We think that there are many benefits in a merger at the NSO level, even if the states are not also unified. These benefits include things such as a clear athletics pathway, a consistent national framework for coaching and officiating, shared volunteer and resource bases, and the potential to further grow the sport. We acknowledge the leadership of our MAs who have already merged, or who are considering a merger process. However, in states that choose not to merge, we also think the NSO merger will deliver improvements for the athletics community.
We understand that change can be a difficult process. Whilst the proposal of joining at the national level is an idea that is largely supported, we also understand there is emphasis on the detail of what that will practically look like, and what a national merger will mean at the grassroots and for the broader athletics community. We will continue to work closely with the state member associations and the athletics community to refine the proposal for Australian Athletics. We ultimately believe the coming together of our national bodies is the best move for our sport, to ensure a fruitful, sustainable sport for the future for the entire athletics community.

We believe that for the future sustainability of our sport, that unifying is the right thing to do. However, we are realistic, we know change can be difficult, and that the vote for the Australian Athletics entity is ultimately up to the state members.

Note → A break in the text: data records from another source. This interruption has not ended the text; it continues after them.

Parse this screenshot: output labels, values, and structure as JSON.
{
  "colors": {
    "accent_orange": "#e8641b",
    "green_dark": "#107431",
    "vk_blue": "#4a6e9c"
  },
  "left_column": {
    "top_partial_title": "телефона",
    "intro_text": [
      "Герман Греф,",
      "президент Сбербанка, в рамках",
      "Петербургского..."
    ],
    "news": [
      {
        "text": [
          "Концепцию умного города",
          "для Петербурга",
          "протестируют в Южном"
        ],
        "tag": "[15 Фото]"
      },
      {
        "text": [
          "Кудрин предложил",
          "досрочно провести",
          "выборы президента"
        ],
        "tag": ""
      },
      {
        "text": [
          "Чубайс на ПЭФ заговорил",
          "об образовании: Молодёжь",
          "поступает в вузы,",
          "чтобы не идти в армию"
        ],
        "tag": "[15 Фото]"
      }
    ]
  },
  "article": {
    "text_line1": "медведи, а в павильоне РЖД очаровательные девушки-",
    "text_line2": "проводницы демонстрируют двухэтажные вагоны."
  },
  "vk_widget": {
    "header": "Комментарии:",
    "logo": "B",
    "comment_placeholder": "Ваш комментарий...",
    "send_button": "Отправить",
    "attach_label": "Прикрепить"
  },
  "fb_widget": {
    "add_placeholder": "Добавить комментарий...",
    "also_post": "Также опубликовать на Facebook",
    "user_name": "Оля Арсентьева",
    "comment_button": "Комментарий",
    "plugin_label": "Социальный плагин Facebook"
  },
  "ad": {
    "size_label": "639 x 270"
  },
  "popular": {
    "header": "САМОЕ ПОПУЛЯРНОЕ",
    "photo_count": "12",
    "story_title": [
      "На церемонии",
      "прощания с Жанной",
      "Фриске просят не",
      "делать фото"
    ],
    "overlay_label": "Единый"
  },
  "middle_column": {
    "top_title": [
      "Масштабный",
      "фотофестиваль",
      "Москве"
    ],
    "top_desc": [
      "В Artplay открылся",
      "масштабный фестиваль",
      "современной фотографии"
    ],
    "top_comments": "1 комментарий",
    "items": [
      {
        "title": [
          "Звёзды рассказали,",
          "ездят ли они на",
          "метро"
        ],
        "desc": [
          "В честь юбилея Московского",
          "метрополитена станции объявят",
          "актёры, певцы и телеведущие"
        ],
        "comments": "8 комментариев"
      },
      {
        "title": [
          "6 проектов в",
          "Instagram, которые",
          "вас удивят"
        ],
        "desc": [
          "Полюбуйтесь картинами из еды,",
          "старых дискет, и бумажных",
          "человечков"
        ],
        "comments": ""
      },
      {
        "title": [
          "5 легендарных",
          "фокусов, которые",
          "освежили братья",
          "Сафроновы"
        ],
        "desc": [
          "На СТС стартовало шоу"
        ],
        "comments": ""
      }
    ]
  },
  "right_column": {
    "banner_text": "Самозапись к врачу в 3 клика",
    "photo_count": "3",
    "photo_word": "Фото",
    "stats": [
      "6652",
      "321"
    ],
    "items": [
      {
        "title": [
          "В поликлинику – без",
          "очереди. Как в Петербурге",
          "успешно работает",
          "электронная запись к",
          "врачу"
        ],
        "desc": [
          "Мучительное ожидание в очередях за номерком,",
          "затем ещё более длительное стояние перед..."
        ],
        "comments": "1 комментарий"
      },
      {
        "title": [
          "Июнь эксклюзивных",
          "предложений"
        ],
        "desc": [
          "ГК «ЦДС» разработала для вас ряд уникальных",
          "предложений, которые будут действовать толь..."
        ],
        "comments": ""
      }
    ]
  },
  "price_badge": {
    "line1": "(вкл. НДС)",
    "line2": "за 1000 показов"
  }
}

Given that, if the merger vote is unsuccessful in October/November 2021, the OneAthletics program of work will continue. We will keep going, continuing to refine what Australian Athletics could look like and incorporating feedback towards a stronger proposal, until a successful outcome can be reached.

The two national bodies are already bringing together teams from each organisation to collaborate which will continue into the 2021 year with an enhanced focus

The coaching pathway will be built to eliminate barriers and improve the experience of coaches. This includes opening opportunities for junior coaches / ITC recipients to commence their accreditation journey if they so wish through the accredited pathway.

A merged national sporting organisation will allow opportunity for more investment through commercial partners, resulting in further opportunity for all aspects of the sport, including direct investment into coaching, officiating and schools.